===== Exercise input
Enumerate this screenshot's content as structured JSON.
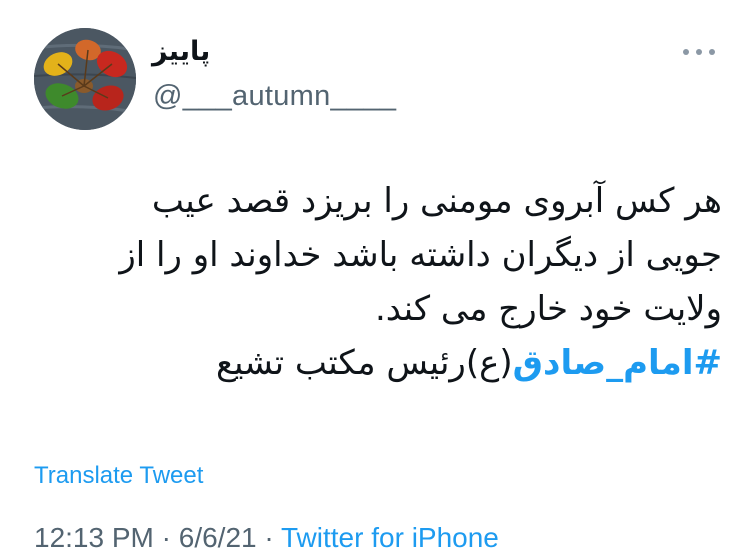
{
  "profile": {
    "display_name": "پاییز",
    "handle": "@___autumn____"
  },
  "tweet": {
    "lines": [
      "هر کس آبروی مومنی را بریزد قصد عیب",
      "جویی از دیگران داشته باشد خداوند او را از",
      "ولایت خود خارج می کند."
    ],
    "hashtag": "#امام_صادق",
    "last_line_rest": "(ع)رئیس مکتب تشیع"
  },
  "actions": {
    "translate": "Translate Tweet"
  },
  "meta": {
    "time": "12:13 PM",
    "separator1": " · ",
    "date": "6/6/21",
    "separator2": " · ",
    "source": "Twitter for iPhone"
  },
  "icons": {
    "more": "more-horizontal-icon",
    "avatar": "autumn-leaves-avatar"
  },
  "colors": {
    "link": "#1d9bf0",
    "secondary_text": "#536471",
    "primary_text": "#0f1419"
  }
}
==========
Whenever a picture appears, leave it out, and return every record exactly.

Enumerate this screenshot's content as structured JSON.
{
  "profile": {
    "display_name": "پاییز",
    "handle": "@___autumn____"
  },
  "tweet": {
    "lines": [
      "هر کس آبروی مومنی را بریزد قصد عیب",
      "جویی از دیگران داشته باشد خداوند او را از",
      "ولایت خود خارج می کند."
    ],
    "hashtag": "#امام_صادق",
    "last_line_rest": "(ع)رئیس مکتب تشیع"
  },
  "actions": {
    "translate": "Translate Tweet"
  },
  "meta": {
    "time": "12:13 PM",
    "separator1": " · ",
    "date": "6/6/21",
    "separator2": " · ",
    "source": "Twitter for iPhone"
  },
  "icons": {
    "more": "more-horizontal-icon",
    "avatar": "autumn-leaves-avatar"
  },
  "colors": {
    "link": "#1d9bf0",
    "secondary_text": "#536471",
    "primary_text": "#0f1419"
  }
}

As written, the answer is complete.